Entries from a dataset of interfaces:
────────────────────────────────────────
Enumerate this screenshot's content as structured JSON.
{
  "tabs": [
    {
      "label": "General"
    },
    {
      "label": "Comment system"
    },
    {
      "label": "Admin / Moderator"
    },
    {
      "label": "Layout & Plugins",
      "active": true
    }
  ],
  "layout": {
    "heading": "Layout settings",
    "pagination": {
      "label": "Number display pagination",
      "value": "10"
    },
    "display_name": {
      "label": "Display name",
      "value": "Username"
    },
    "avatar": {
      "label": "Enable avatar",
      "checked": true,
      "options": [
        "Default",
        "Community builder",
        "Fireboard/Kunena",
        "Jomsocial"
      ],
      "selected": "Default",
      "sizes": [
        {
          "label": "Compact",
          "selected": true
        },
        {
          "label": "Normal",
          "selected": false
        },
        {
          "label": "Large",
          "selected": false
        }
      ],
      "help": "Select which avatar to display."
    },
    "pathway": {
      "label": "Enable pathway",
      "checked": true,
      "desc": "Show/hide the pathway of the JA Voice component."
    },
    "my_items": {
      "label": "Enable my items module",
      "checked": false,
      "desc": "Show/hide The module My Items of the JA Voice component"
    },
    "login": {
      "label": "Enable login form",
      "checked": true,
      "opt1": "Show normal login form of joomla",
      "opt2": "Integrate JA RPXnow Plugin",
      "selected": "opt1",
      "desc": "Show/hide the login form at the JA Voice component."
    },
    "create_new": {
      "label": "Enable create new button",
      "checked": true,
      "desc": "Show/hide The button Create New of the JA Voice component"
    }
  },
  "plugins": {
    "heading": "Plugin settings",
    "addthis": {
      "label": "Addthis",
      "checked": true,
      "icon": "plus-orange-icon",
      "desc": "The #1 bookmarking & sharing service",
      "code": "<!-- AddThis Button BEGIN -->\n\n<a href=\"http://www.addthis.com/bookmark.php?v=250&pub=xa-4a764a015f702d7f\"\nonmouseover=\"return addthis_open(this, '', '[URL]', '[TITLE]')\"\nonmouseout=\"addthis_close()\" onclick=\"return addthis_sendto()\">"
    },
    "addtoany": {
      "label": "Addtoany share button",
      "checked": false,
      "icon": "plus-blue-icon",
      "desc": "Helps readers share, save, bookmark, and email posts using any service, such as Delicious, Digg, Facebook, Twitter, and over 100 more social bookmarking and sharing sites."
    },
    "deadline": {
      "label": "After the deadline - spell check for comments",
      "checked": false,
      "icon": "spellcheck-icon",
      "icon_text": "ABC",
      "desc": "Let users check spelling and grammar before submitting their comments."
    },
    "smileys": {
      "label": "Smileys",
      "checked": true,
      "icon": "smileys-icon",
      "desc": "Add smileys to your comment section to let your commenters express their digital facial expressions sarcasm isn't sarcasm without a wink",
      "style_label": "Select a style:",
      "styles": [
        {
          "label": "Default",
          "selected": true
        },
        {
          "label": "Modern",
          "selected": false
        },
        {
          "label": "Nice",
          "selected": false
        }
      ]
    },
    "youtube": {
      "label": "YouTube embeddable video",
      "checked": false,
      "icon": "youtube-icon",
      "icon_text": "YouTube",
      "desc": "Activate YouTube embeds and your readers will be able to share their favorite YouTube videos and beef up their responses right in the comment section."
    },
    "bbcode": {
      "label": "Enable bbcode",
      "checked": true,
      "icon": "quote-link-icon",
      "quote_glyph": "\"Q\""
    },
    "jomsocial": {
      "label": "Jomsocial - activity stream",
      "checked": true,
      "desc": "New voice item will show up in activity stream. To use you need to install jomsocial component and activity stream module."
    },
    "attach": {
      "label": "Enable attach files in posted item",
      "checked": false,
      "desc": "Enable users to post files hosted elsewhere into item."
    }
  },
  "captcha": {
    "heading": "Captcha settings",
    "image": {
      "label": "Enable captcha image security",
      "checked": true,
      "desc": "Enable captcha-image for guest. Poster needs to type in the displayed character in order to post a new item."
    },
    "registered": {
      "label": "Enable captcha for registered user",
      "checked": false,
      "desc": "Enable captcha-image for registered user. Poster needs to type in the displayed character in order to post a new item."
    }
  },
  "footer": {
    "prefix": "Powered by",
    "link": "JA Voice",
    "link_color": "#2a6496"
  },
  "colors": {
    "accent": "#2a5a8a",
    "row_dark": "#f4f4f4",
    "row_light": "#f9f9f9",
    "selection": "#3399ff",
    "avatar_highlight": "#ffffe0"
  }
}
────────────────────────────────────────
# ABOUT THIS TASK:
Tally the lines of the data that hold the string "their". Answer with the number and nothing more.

# WRITTEN RESPONSE:
3